(Problem description)
Copy each entry below exactly as it appears.

(Records to use)
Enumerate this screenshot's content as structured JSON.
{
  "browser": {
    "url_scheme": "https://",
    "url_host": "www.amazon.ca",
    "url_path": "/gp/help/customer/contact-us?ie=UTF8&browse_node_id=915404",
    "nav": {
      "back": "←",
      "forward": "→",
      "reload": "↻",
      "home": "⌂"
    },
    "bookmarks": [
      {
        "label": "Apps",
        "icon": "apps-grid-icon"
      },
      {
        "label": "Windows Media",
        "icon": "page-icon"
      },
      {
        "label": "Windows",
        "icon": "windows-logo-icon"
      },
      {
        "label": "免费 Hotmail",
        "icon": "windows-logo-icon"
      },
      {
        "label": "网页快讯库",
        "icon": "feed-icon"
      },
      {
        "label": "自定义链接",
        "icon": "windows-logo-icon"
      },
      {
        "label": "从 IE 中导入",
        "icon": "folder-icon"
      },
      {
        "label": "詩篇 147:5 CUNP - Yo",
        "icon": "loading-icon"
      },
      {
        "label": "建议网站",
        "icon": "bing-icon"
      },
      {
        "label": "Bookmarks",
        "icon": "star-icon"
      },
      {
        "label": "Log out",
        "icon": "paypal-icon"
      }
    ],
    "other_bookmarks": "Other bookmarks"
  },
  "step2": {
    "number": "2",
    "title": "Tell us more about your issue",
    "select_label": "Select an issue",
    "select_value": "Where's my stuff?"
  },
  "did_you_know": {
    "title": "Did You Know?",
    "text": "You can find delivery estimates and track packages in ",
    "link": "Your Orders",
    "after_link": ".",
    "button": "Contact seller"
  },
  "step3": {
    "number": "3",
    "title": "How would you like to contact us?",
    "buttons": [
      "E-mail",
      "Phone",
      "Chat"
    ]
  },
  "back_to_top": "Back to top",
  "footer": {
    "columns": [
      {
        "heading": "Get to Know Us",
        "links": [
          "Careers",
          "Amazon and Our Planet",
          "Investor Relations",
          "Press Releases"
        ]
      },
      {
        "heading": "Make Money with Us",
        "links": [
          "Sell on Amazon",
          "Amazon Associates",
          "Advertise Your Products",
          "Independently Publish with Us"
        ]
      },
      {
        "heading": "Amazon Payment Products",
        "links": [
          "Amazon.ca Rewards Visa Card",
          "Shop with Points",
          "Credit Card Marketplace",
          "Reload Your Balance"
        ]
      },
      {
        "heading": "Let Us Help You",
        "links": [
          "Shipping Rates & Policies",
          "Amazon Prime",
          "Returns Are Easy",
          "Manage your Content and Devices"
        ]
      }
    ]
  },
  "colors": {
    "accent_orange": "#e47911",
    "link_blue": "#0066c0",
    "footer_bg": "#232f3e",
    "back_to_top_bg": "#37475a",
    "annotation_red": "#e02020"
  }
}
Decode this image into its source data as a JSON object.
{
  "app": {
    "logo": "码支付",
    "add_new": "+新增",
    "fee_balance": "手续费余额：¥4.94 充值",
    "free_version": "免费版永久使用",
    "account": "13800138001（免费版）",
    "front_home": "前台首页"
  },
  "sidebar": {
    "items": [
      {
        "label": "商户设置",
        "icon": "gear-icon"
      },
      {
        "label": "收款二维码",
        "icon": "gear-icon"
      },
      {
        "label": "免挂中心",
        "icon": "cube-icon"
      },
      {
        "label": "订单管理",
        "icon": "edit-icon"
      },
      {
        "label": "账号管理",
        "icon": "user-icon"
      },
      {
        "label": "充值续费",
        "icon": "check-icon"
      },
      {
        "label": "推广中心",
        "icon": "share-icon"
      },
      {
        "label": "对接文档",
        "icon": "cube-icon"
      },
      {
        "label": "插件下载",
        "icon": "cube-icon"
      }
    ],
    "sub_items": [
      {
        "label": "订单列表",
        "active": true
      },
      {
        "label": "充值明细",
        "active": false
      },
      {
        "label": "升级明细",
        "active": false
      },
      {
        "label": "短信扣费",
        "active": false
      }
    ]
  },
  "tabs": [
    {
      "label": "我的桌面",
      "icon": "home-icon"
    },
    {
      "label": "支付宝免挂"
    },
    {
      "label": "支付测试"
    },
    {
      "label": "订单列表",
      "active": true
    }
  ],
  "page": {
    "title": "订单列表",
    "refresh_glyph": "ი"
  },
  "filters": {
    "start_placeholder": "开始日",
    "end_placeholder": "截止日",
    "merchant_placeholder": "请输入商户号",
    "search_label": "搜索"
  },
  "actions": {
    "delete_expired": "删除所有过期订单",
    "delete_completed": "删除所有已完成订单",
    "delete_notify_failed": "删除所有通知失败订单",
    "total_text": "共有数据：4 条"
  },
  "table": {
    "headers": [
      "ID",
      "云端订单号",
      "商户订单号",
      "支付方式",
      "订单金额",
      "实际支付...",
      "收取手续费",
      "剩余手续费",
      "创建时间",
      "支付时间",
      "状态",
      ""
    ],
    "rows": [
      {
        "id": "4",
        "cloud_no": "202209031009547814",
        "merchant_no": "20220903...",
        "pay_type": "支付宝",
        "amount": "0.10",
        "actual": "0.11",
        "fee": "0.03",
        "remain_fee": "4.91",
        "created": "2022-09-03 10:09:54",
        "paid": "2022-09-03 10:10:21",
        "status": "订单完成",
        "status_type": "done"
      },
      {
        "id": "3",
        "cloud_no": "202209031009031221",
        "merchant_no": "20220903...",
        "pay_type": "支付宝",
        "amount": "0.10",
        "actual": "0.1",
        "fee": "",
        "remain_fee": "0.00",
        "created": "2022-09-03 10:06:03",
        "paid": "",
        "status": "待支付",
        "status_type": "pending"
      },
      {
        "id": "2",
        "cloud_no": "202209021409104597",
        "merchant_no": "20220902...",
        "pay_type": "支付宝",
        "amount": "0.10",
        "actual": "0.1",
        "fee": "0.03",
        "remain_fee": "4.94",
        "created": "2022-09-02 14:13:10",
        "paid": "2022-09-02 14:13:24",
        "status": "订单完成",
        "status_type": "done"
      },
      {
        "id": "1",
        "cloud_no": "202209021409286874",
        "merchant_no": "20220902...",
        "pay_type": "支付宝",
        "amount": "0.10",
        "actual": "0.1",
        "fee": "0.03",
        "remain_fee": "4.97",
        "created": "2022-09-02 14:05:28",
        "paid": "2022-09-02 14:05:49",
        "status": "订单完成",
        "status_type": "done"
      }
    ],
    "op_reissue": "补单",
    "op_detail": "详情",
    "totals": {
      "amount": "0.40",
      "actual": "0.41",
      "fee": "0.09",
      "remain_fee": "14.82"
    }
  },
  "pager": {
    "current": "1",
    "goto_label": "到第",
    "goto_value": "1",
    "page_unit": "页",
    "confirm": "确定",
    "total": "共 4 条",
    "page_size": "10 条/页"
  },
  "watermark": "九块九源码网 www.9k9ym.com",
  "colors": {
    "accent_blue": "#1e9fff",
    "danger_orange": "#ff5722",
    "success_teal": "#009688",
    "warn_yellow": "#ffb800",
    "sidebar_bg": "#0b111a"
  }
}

(The answer)
Enumerate this screenshot's content as structured JSON.
{
  "browser": {
    "url_scheme": "https://",
    "url_host": "www.amazon.ca",
    "url_path": "/gp/help/customer/contact-us?ie=UTF8&browse_node_id=915404",
    "nav": {
      "back": "←",
      "forward": "→",
      "reload": "↻",
      "home": "⌂"
    },
    "bookmarks": [
      {
        "label": "Apps",
        "icon": "apps-grid-icon"
      },
      {
        "label": "Windows Media",
        "icon": "page-icon"
      },
      {
        "label": "Windows",
        "icon": "windows-logo-icon"
      },
      {
        "label": "免费 Hotmail",
        "icon": "windows-logo-icon"
      },
      {
        "label": "网页快讯库",
        "icon": "feed-icon"
      },
      {
        "label": "自定义链接",
        "icon": "windows-logo-icon"
      },
      {
        "label": "从 IE 中导入",
        "icon": "folder-icon"
      },
      {
        "label": "詩篇 147:5 CUNP - Yo",
        "icon": "loading-icon"
      },
      {
        "label": "建议网站",
        "icon": "bing-icon"
      },
      {
        "label": "Bookmarks",
        "icon": "star-icon"
      },
      {
        "label": "Log out",
        "icon": "paypal-icon"
      }
    ],
    "other_bookmarks": "Other bookmarks"
  },
  "step2": {
    "number": "2",
    "title": "Tell us more about your issue",
    "select_label": "Select an issue",
    "select_value": "Where's my stuff?"
  },
  "did_you_know": {
    "title": "Did You Know?",
    "text": "You can find delivery estimates and track packages in ",
    "link": "Your Orders",
    "after_link": ".",
    "button": "Contact seller"
  },
  "step3": {
    "number": "3",
    "title": "How would you like to contact us?",
    "buttons": [
      "E-mail",
      "Phone",
      "Chat"
    ]
  },
  "back_to_top": "Back to top",
  "footer": {
    "columns": [
      {
        "heading": "Get to Know Us",
        "links": [
          "Careers",
          "Amazon and Our Planet",
          "Investor Relations",
          "Press Releases"
        ]
      },
      {
        "heading": "Make Money with Us",
        "links": [
          "Sell on Amazon",
          "Amazon Associates",
          "Advertise Your Products",
          "Independently Publish with Us"
        ]
      },
      {
        "heading": "Amazon Payment Products",
        "links": [
          "Amazon.ca Rewards Visa Card",
          "Shop with Points",
          "Credit Card Marketplace",
          "Reload Your Balance"
        ]
      },
      {
        "heading": "Let Us Help You",
        "links": [
          "Shipping Rates & Policies",
          "Amazon Prime",
          "Returns Are Easy",
          "Manage your Content and Devices"
        ]
      }
    ]
  },
  "colors": {
    "accent_orange": "#e47911",
    "link_blue": "#0066c0",
    "footer_bg": "#232f3e",
    "back_to_top_bg": "#37475a",
    "annotation_red": "#e02020"
  }
}
Decode this image into its source data as a JSON object.
{
  "app": {
    "logo": "码支付",
    "add_new": "+新增",
    "fee_balance": "手续费余额：¥4.94 充值",
    "free_version": "免费版永久使用",
    "account": "13800138001（免费版）",
    "front_home": "前台首页"
  },
  "sidebar": {
    "items": [
      {
        "label": "商户设置",
        "icon": "gear-icon"
      },
      {
        "label": "收款二维码",
        "icon": "gear-icon"
      },
      {
        "label": "免挂中心",
        "icon": "cube-icon"
      },
      {
        "label": "订单管理",
        "icon": "edit-icon"
      },
      {
        "label": "账号管理",
        "icon": "user-icon"
      },
      {
        "label": "充值续费",
        "icon": "check-icon"
      },
      {
        "label": "推广中心",
        "icon": "share-icon"
      },
      {
        "label": "对接文档",
        "icon": "cube-icon"
      },
      {
        "label": "插件下载",
        "icon": "cube-icon"
      }
    ],
    "sub_items": [
      {
        "label": "订单列表",
        "active": true
      },
      {
        "label": "充值明细",
        "active": false
      },
      {
        "label": "升级明细",
        "active": false
      },
      {
        "label": "短信扣费",
        "active": false
      }
    ]
  },
  "tabs": [
    {
      "label": "我的桌面",
      "icon": "home-icon"
    },
    {
      "label": "支付宝免挂"
    },
    {
      "label": "支付测试"
    },
    {
      "label": "订单列表",
      "active": true
    }
  ],
  "page": {
    "title": "订单列表",
    "refresh_glyph": "ი"
  },
  "filters": {
    "start_placeholder": "开始日",
    "end_placeholder": "截止日",
    "merchant_placeholder": "请输入商户号",
    "search_label": "搜索"
  },
  "actions": {
    "delete_expired": "删除所有过期订单",
    "delete_completed": "删除所有已完成订单",
    "delete_notify_failed": "删除所有通知失败订单",
    "total_text": "共有数据：4 条"
  },
  "table": {
    "headers": [
      "ID",
      "云端订单号",
      "商户订单号",
      "支付方式",
      "订单金额",
      "实际支付...",
      "收取手续费",
      "剩余手续费",
      "创建时间",
      "支付时间",
      "状态",
      ""
    ],
    "rows": [
      {
        "id": "4",
        "cloud_no": "202209031009547814",
        "merchant_no": "20220903...",
        "pay_type": "支付宝",
        "amount": "0.10",
        "actual": "0.11",
        "fee": "0.03",
        "remain_fee": "4.91",
        "created": "2022-09-03 10:09:54",
        "paid": "2022-09-03 10:10:21",
        "status": "订单完成",
        "status_type": "done"
      },
      {
        "id": "3",
        "cloud_no": "202209031009031221",
        "merchant_no": "20220903...",
        "pay_type": "支付宝",
        "amount": "0.10",
        "actual": "0.1",
        "fee": "",
        "remain_fee": "0.00",
        "created": "2022-09-03 10:06:03",
        "paid": "",
        "status": "待支付",
        "status_type": "pending"
      },
      {
        "id": "2",
        "cloud_no": "202209021409104597",
        "merchant_no": "20220902...",
        "pay_type": "支付宝",
        "amount": "0.10",
        "actual": "0.1",
        "fee": "0.03",
        "remain_fee": "4.94",
        "created": "2022-09-02 14:13:10",
        "paid": "2022-09-02 14:13:24",
        "status": "订单完成",
        "status_type": "done"
      },
      {
        "id": "1",
        "cloud_no": "202209021409286874",
        "merchant_no": "20220902...",
        "pay_type": "支付宝",
        "amount": "0.10",
        "actual": "0.1",
        "fee": "0.03",
        "remain_fee": "4.97",
        "created": "2022-09-02 14:05:28",
        "paid": "2022-09-02 14:05:49",
        "status": "订单完成",
        "status_type": "done"
      }
    ],
    "op_reissue": "补单",
    "op_detail": "详情",
    "totals": {
      "amount": "0.40",
      "actual": "0.41",
      "fee": "0.09",
      "remain_fee": "14.82"
    }
  },
  "pager": {
    "current": "1",
    "goto_label": "到第",
    "goto_value": "1",
    "page_unit": "页",
    "confirm": "确定",
    "total": "共 4 条",
    "page_size": "10 条/页"
  },
  "watermark": "九块九源码网 www.9k9ym.com",
  "colors": {
    "accent_blue": "#1e9fff",
    "danger_orange": "#ff5722",
    "success_teal": "#009688",
    "warn_yellow": "#ffb800",
    "sidebar_bg": "#0b111a"
  }
}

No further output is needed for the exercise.